[Unlock Answer From @10/Pg] Thorpe One Male
- Discuss the interactions between Henry and Catherine. Is Henry Tilney’s “teaching” of Catherine patronizing or bullying or is he just teasing her? Why does Henry feel the need to treat Catherine the way he does? Is Catherine open to his “help” or does she resist it? What effect does this have on your feelings about both characters?
- In this same line, what do you make of Henry’s teasing of Catherine when it comes to correct language usage (he teases her about her usage of the words “amazingly,” “nicest,” and “torment” — all in chapter fourteen)? One scholar, Robert Irvine, has suggested that Henry relies on a masculine, patriarchal discourse as a way of “controlling women, not physically by locking them up or removing them from a house, but by controlling their language, telling them what they may and may not say” (Irvine 49). Do you agree or disagree? What do you make of Henry in this chapter?
- Last week, we read Jane Austen’s opinions of novels in the authorial intrusion in chapter five, and we also read John Thorpe’s opinion of novels. This week, we read another male character’s opinion of novels: Henry Tilney’s. While one male voice condemns the novel genre (Thorpe), one male voice joins in with Austen to defend novels (Tilney). What do you make of Catherine telling Henry in chapter fourteen that “they [novels] are not clever enough for you — gentlemen read better books” (77). Why does she say this to Henry?
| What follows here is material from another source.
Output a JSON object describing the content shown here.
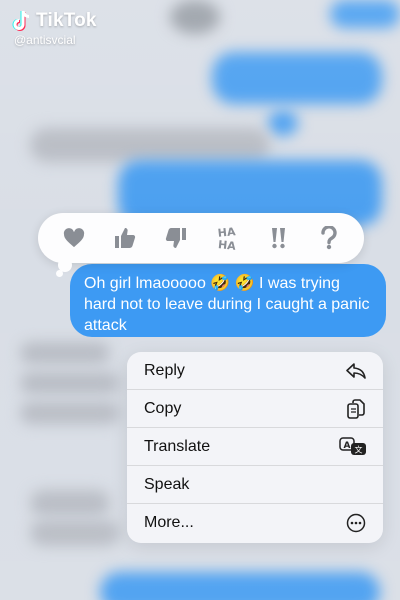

How is Henry’s response to her important? What benefit do you think comes from Henry supporting the opinions of Austen herself?